We seem to be such wargaming butterflies as we flit from period to period, from week to week. Whilst I have been painting the bits and pieces for this weekend's Roman skirmish game I have been reading Outlaw by Angus Donald, a retelling of the Robin Hood legend which sent me scurrying to the book shelves to see if I could get away with using my Norman's, and yes I can, until the end of the 12th Century by which point the kite shield had been replaced by the more fashionable Heater shape.
Last weekend saw us playing Battletech, a game I hadn't played in 20 years. We had a good game and will play again, this time with miniatures and terrain. Might buy a few mechs, we'll see.
Stu, who might suffer from the gaming equivalent of ADHD, brings up 'The British Civil War' set in the late 30's, where Edward VII doesn't abdicate and asks Moseley to form a government. The country breaks up in to civil war. The source book, hopefully in my hands next week, outlines the national picture and encourages games set 'locally' hence the clipping below.
This might be the excuse I need to paint my Foundry Home Guard I've had since they were released. I have the pack of civilian characters stashed somewhere in the garage too along with some Battle Honours resistance fighters. The first 3 packs of German Paratroops are also in the garage, I doubt Herr Hitler could have resisted dabbling in British politics particularly if it would have affected our reputation in the rest of the world.
Basically it seems a good excuse to dig out odds and sods of figures from late WW1, Pulp, Gangsters and early WW2 and have a skirmish game.

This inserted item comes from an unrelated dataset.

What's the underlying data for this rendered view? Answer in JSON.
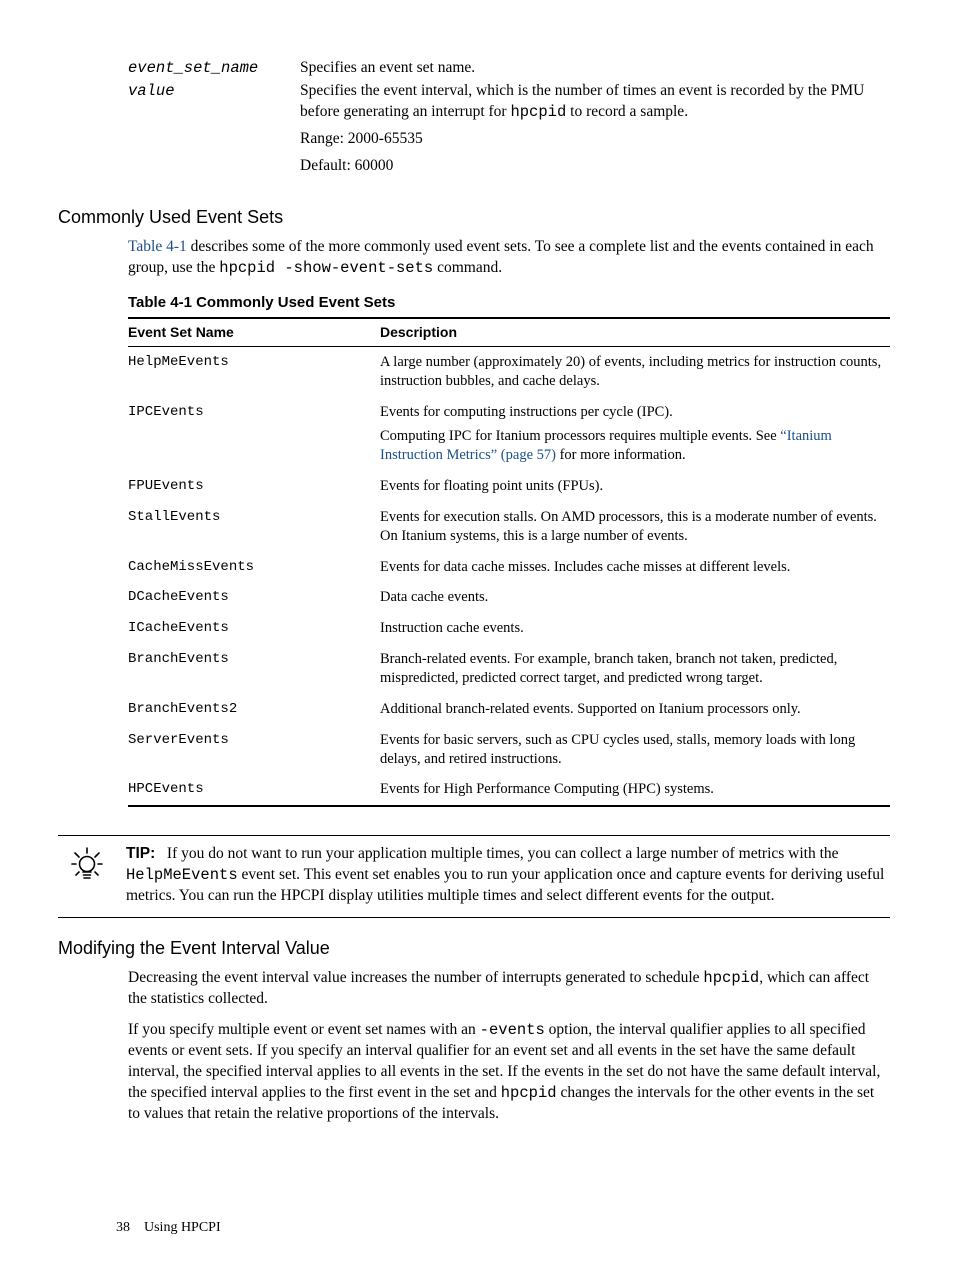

Rules would most likely be Arc of Fire or if we were really brave Battleground.
The fake newspaper clipping can be generated at http://www.fodey.com/generators/newspaper/snippet.asp which is a bit of fun, shame you can't include a photo, but I play have a play to see if make it.
Hopefully the next post will be a report of this weekends skirmish game, Romans Vs Germans on the Rhine border.